PROBLEM DETAILS> The required result is every line of the records that includes "sharing".

Start of EXTRACTED RECORDS

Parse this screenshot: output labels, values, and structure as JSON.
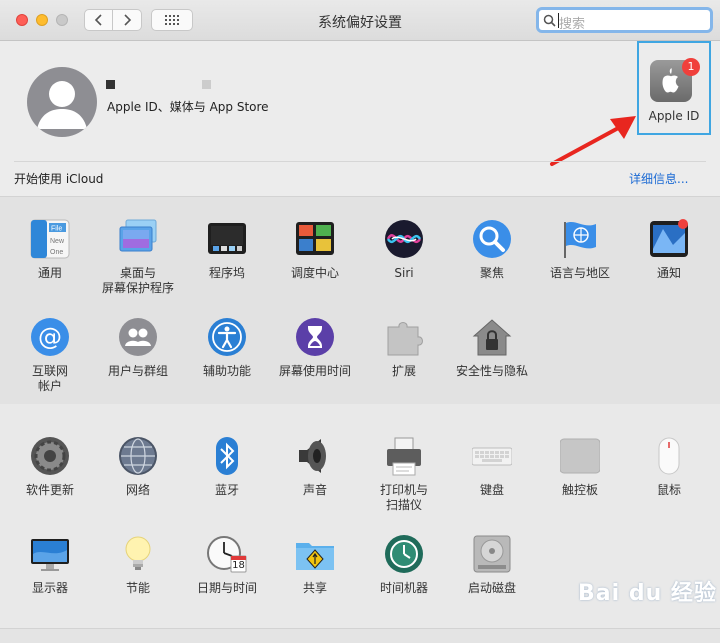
{
  "window": {
    "title": "系统偏好设置"
  },
  "search": {
    "placeholder": "搜索"
  },
  "account": {
    "subtitle": "Apple ID、媒体与 App Store"
  },
  "apple_id": {
    "label": "Apple ID",
    "badge": "1"
  },
  "icloud": {
    "prompt": "开始使用 iCloud",
    "details_link": "详细信息..."
  },
  "row1": [
    {
      "name": "pref-general",
      "label": "通用",
      "icon": "general-icon"
    },
    {
      "name": "pref-desktop-screensaver",
      "label": "桌面与\n屏幕保护程序",
      "icon": "desktop-icon"
    },
    {
      "name": "pref-dock",
      "label": "程序坞",
      "icon": "dock-icon"
    },
    {
      "name": "pref-mission-control",
      "label": "调度中心",
      "icon": "mission-control-icon"
    },
    {
      "name": "pref-siri",
      "label": "Siri",
      "icon": "siri-icon"
    },
    {
      "name": "pref-spotlight",
      "label": "聚焦",
      "icon": "spotlight-icon"
    },
    {
      "name": "pref-language-region",
      "label": "语言与地区",
      "icon": "globe-flag-icon"
    },
    {
      "name": "pref-notifications",
      "label": "通知",
      "icon": "notifications-icon"
    }
  ],
  "row2": [
    {
      "name": "pref-internet-accounts",
      "label": "互联网\n帐户",
      "icon": "at-icon"
    },
    {
      "name": "pref-users-groups",
      "label": "用户与群组",
      "icon": "users-icon"
    },
    {
      "name": "pref-accessibility",
      "label": "辅助功能",
      "icon": "accessibility-icon"
    },
    {
      "name": "pref-screen-time",
      "label": "屏幕使用时间",
      "icon": "hourglass-icon"
    },
    {
      "name": "pref-extensions",
      "label": "扩展",
      "icon": "puzzle-icon"
    },
    {
      "name": "pref-security-privacy",
      "label": "安全性与隐私",
      "icon": "house-lock-icon"
    }
  ],
  "row3": [
    {
      "name": "pref-software-update",
      "label": "软件更新",
      "icon": "gear-update-icon"
    },
    {
      "name": "pref-network",
      "label": "网络",
      "icon": "network-globe-icon"
    },
    {
      "name": "pref-bluetooth",
      "label": "蓝牙",
      "icon": "bluetooth-icon"
    },
    {
      "name": "pref-sound",
      "label": "声音",
      "icon": "speaker-icon"
    },
    {
      "name": "pref-printers-scanners",
      "label": "打印机与\n扫描仪",
      "icon": "printer-icon"
    },
    {
      "name": "pref-keyboard",
      "label": "键盘",
      "icon": "keyboard-icon"
    },
    {
      "name": "pref-trackpad",
      "label": "触控板",
      "icon": "trackpad-icon"
    },
    {
      "name": "pref-mouse",
      "label": "鼠标",
      "icon": "mouse-icon"
    }
  ],
  "row4": [
    {
      "name": "pref-displays",
      "label": "显示器",
      "icon": "display-icon"
    },
    {
      "name": "pref-energy-saver",
      "label": "节能",
      "icon": "lightbulb-icon"
    },
    {
      "name": "pref-date-time",
      "label": "日期与时间",
      "icon": "clock-calendar-icon",
      "calendar_day": "18"
    },
    {
      "name": "pref-sharing",
      "label": "共享",
      "icon": "sharing-folder-icon"
    },
    {
      "name": "pref-time-machine",
      "label": "时间机器",
      "icon": "time-machine-icon"
    },
    {
      "name": "pref-startup-disk",
      "label": "启动磁盘",
      "icon": "disk-icon"
    }
  ],
  "watermark": "Bai du 经验"
}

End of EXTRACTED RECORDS

OUTPUT OF THE EXERCISE>
      "name": "pref-sharing",
      "icon": "sharing-folder-icon"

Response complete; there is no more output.